System A - more universal:
I think 5 dimensions, and 1 good picture could do the trick.
Dimensions (of just the handle, not the whole brush):
1) Overall height
2a) Largest diameter
2b) Location of largest diameter, measured from the base
3a) Smallest diameter
3b) Location of smallest diameter, measured from the base
Then, if the 1 picture was taken straight on, not at a downward angle, it would be fairly decent to use to find the appropriate proportions - just print it and measure with a ruler, i.e. if on the picture the base is 90% of the largest diameter, it can easily be calculated from (2a).
Pros: straight forward, easy to set up a template so everyone uses the same measurements
Cons: this doesn't help someone find the shape they like based on other brushes they are familiar with.
System B - classify into broad groups, then take specific measurements:
I'm not sure how many or what all the categories would need to be to cover all brushes, but say there's about 5 broad 'families'
a) concave (e.g. persian jar)
b) convex (e.g. beehive)
c) straight walled
d) pedestal (e.g. Kent brushes)
e) non-turned (e.g. octagonal)
Then take mostly the same dimensions as System A, but add some where needed, e.g. for "pedestal" brushes, add the proportion of the lower grip compared to the upper bulk, e.g. for a Rubberset barber type handle, the grip might be 70% of the total length, but in a Kent BK4 the grip may be about 40% of total length.
Pros: more detail; can figure out which 'family' you prefer and then discover new brushes in that family and be confident you'll like the handle.
Cons: more difficult to set up and think of all categories; some people may classify in different families, e.g. are the octagonal based ones shown earlier in this thread a 'non-turned' or a 'pedestal'.
Let me know your thoughts.
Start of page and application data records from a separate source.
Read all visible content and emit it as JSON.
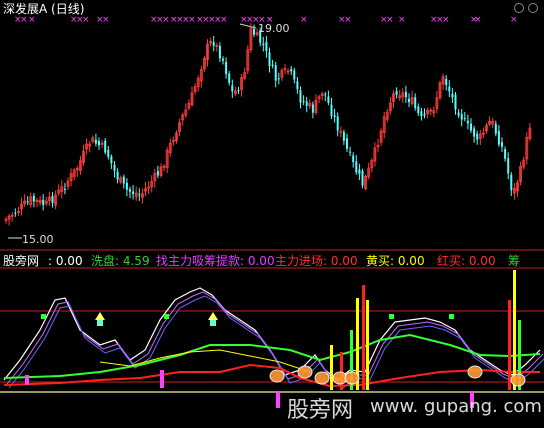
{
  "window": {
    "title": "深发展A (日线)"
  },
  "upper_panel": {
    "high_label": "19.00",
    "low_label": "15.00"
  },
  "indicator_bar": {
    "name": "股旁网",
    "name_value": ": 0.00",
    "items": [
      {
        "label": "洗盘: 4.59",
        "color": "#33cc33"
      },
      {
        "label": "找主力吸筹提款: 0.00",
        "color": "#e040ff"
      },
      {
        "label": "主力进场: 0.00",
        "color": "#ff3030"
      },
      {
        "label": "黄买: 0.00",
        "color": "#ffff00"
      },
      {
        "label": "红买: 0.00",
        "color": "#ff3030"
      },
      {
        "label": "筹",
        "color": "#33cc33"
      }
    ]
  },
  "watermark": {
    "cn": "股旁网",
    "url": "www. gupang. com"
  },
  "colors": {
    "up": "#ff3b3b",
    "down": "#55ffff",
    "magenta": "#ff40ff",
    "green": "#33ff33",
    "yellow": "#ffff00",
    "red_line": "#ff2020",
    "frame": "#c02020"
  }
}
I'm hoping this is something we can build on and come up with a good system.